GIVEN ENTRIES -
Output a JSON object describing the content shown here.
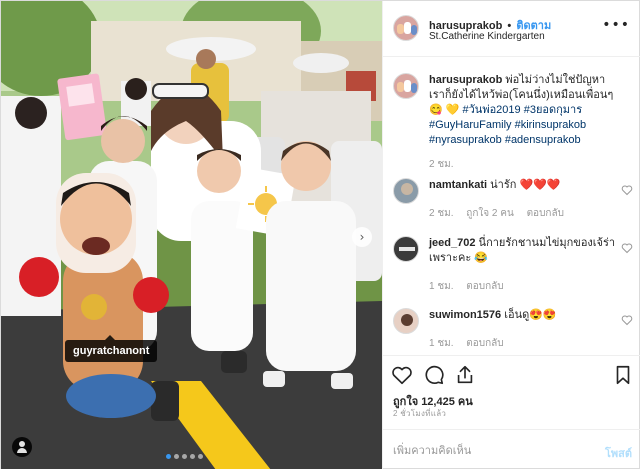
{
  "post": {
    "username": "harusuprakob",
    "separator": "•",
    "follow_label": "ติดตาม",
    "location": "St.Catherine Kindergarten",
    "more_label": "•••",
    "photo_tag": "guyratchanont",
    "carousel": {
      "count": 5,
      "active": 0
    },
    "next_label": "›"
  },
  "caption": {
    "username": "harusuprakob",
    "text": "พ่อไม่ว่างไม่ใช่ปัญหา เราก็ยังได้ไหว้พ่อ(โคนนึ่ง)เหมือนเพื่อนๆ 😋 💛 ",
    "tags": "#วันพ่อ2019 #3ยอดกุมาร #GuyHaruFamily #kirinsuprakob #nyrasuprakob #adensuprakob",
    "age": "2 ชม."
  },
  "comments": [
    {
      "username": "namtankati",
      "text": "น่ารัก ❤️❤️❤️",
      "age": "2 ชม.",
      "likes": "ถูกใจ 2 คน",
      "reply": "ตอบกลับ"
    },
    {
      "username": "jeed_702",
      "text": "นี่กายรักชานมไข่มุกของเจ้ร่าเพราะคะ 😂",
      "age": "1 ชม.",
      "likes": "",
      "reply": "ตอบกลับ"
    },
    {
      "username": "suwimon1576",
      "text": "เอ็นดู😍😍",
      "age": "1 ชม.",
      "likes": "",
      "reply": "ตอบกลับ"
    }
  ],
  "likes_text": "ถูกใจ 12,425 คน",
  "timestamp": "2 ชั่วโมงที่แล้ว",
  "add_comment": {
    "placeholder": "เพิ่มความคิดเห็น",
    "post_label": "โพสต์"
  },
  "colors": {
    "link": "#3897f0",
    "hashtag": "#003569",
    "muted": "#999999",
    "heart": "#ed4956"
  },
  "icons": [
    "heart-icon",
    "comment-icon",
    "share-icon",
    "bookmark-icon",
    "user-tag-icon",
    "more-icon",
    "chevron-right-icon"
  ]
}
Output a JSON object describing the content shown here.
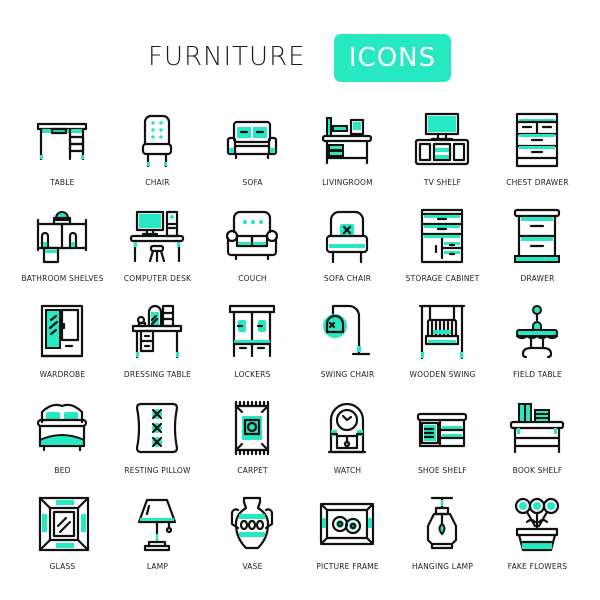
{
  "header": {
    "title": "FURNITURE",
    "badge": "ICONS"
  },
  "colors": {
    "accent": "#26e8c3",
    "stroke": "#111111",
    "text": "#1d1d1f",
    "background": "#ffffff"
  },
  "icons": [
    {
      "label": "TABLE",
      "icon": "table-icon"
    },
    {
      "label": "CHAIR",
      "icon": "chair-icon"
    },
    {
      "label": "SOFA",
      "icon": "sofa-icon"
    },
    {
      "label": "LIVINGROOM",
      "icon": "livingroom-icon"
    },
    {
      "label": "TV SHELF",
      "icon": "tv-shelf-icon"
    },
    {
      "label": "CHEST DRAWER",
      "icon": "chest-drawer-icon"
    },
    {
      "label": "BATHROOM SHELVES",
      "icon": "bathroom-shelves-icon"
    },
    {
      "label": "COMPUTER DESK",
      "icon": "computer-desk-icon"
    },
    {
      "label": "COUCH",
      "icon": "couch-icon"
    },
    {
      "label": "SOFA CHAIR",
      "icon": "sofa-chair-icon"
    },
    {
      "label": "STORAGE CABINET",
      "icon": "storage-cabinet-icon"
    },
    {
      "label": "DRAWER",
      "icon": "drawer-icon"
    },
    {
      "label": "WARDROBE",
      "icon": "wardrobe-icon"
    },
    {
      "label": "DRESSING TABLE",
      "icon": "dressing-table-icon"
    },
    {
      "label": "LOCKERS",
      "icon": "lockers-icon"
    },
    {
      "label": "SWING CHAIR",
      "icon": "swing-chair-icon"
    },
    {
      "label": "WOODEN SWING",
      "icon": "wooden-swing-icon"
    },
    {
      "label": "FIELD TABLE",
      "icon": "field-table-icon"
    },
    {
      "label": "BED",
      "icon": "bed-icon"
    },
    {
      "label": "RESTING PILLOW",
      "icon": "resting-pillow-icon"
    },
    {
      "label": "CARPET",
      "icon": "carpet-icon"
    },
    {
      "label": "WATCH",
      "icon": "watch-icon"
    },
    {
      "label": "SHOE SHELF",
      "icon": "shoe-shelf-icon"
    },
    {
      "label": "BOOK SHELF",
      "icon": "book-shelf-icon"
    },
    {
      "label": "GLASS",
      "icon": "glass-icon"
    },
    {
      "label": "LAMP",
      "icon": "lamp-icon"
    },
    {
      "label": "VASE",
      "icon": "vase-icon"
    },
    {
      "label": "PICTURE FRAME",
      "icon": "picture-frame-icon"
    },
    {
      "label": "HANGING LAMP",
      "icon": "hanging-lamp-icon"
    },
    {
      "label": "FAKE FLOWERS",
      "icon": "fake-flowers-icon"
    }
  ]
}
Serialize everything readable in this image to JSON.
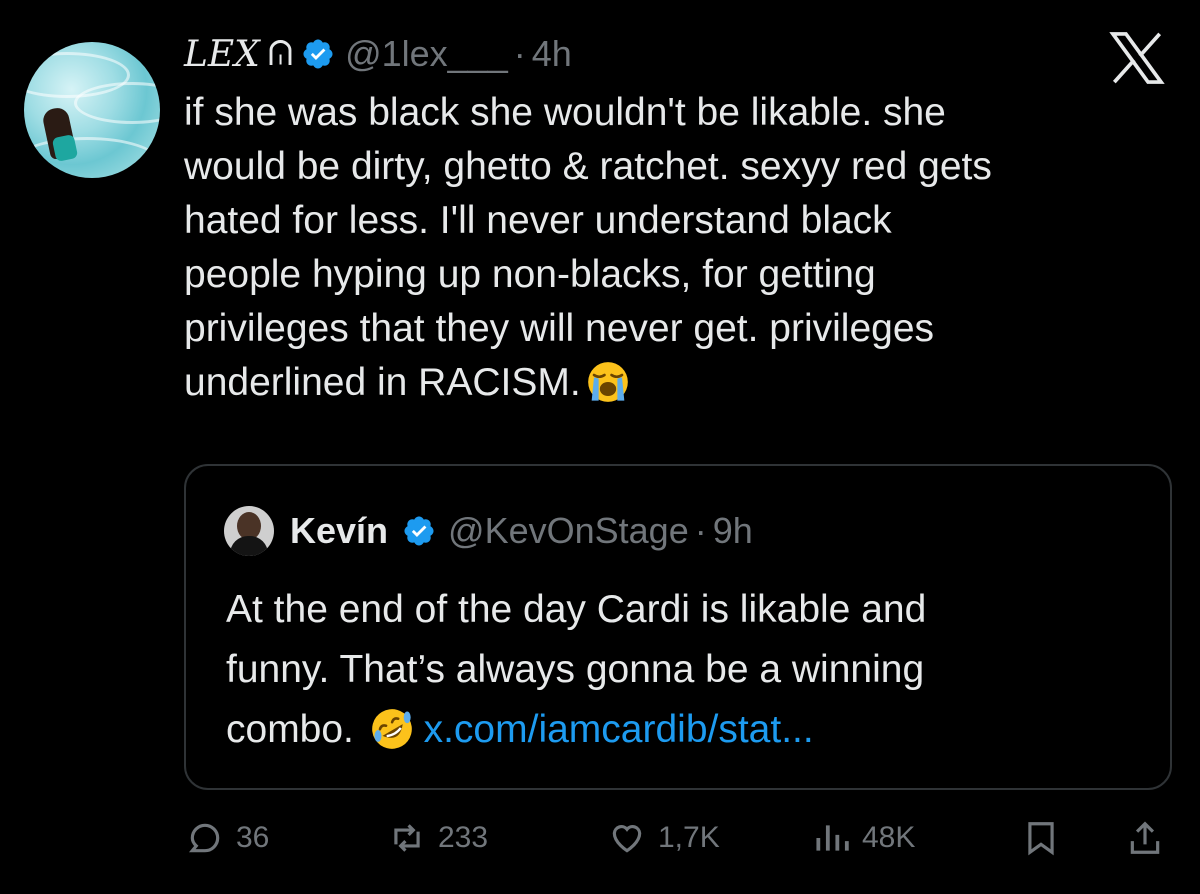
{
  "tweet": {
    "author_name": "LEX",
    "name_glyph": "ᕬ",
    "handle": "@1lex___",
    "separator": "·",
    "time": "4h",
    "text": "if she was black she wouldn't be likable. she\nwould be dirty, ghetto & ratchet. sexyy red gets\nhated for less. I'll never understand black\npeople hyping up non-blacks, for getting\nprivileges that they will never get. privileges\nunderlined in RACISM.",
    "emoji": "loudly-crying-face"
  },
  "quoted": {
    "author_name": "Kevín",
    "handle": "@KevOnStage",
    "separator": "·",
    "time": "9h",
    "text": "At the end of the day Cardi is likable and\nfunny. That’s always gonna be a winning\ncombo.",
    "emoji": "rolling-on-floor-laughing",
    "link": "x.com/iamcardib/stat..."
  },
  "actions": {
    "replies": "36",
    "reposts": "233",
    "likes": "1,7K",
    "views": "48K"
  },
  "colors": {
    "background": "#000000",
    "text": "#e7e9ea",
    "muted": "#71767b",
    "link": "#1d9bf0",
    "verified": "#1d9bf0",
    "border": "#2f3336"
  }
}
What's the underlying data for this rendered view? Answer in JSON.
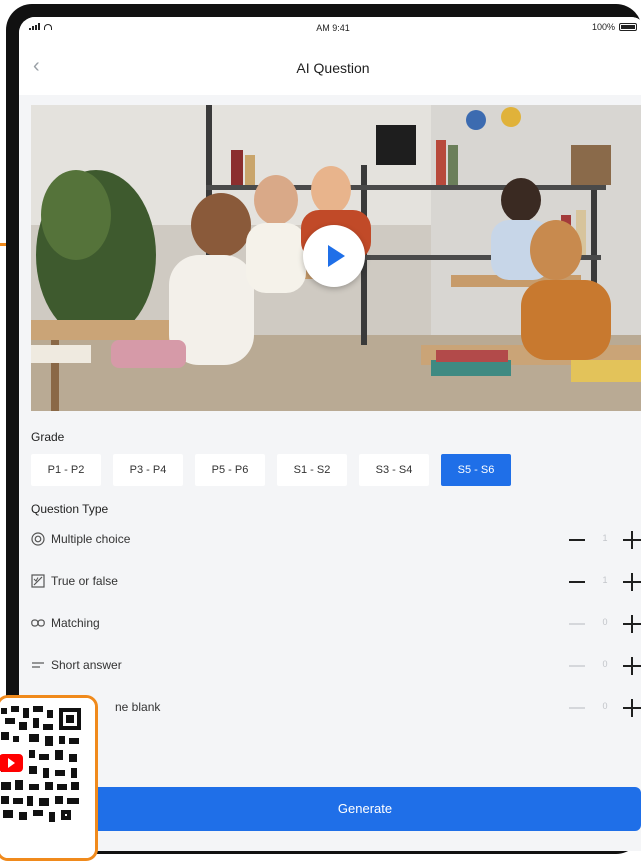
{
  "status_bar": {
    "time": "AM 9:41",
    "battery": "100%"
  },
  "nav": {
    "back_glyph": "‹",
    "title": "AI Question"
  },
  "video": {
    "play_icon": "play-icon"
  },
  "grade": {
    "label": "Grade",
    "options": [
      "P1 - P2",
      "P3 - P4",
      "P5 - P6",
      "S1 - S2",
      "S3 - S4",
      "S5 - S6"
    ],
    "selected": "S5 - S6"
  },
  "question_type": {
    "label": "Question Type",
    "items": [
      {
        "label": "Multiple choice",
        "icon": "radio-circle-icon",
        "count": "1"
      },
      {
        "label": "True or false",
        "icon": "true-false-icon",
        "count": "1"
      },
      {
        "label": "Matching",
        "icon": "link-icon",
        "count": "0"
      },
      {
        "label": "Short answer",
        "icon": "lines-icon",
        "count": "0"
      },
      {
        "label": "ne blank",
        "icon": "blank-icon",
        "count": "0"
      }
    ]
  },
  "generate_label": "Generate",
  "colors": {
    "accent": "#1f6fe8",
    "overlay_border": "#f08a1c",
    "youtube_red": "#ff0000"
  }
}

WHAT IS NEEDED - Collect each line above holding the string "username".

EXERCISE SOLUTION -
    "username": "harusuprakob",
    "username": "harusuprakob",
      "username": "namtankati",
      "username": "jeed_702",
      "username": "suwimon1576",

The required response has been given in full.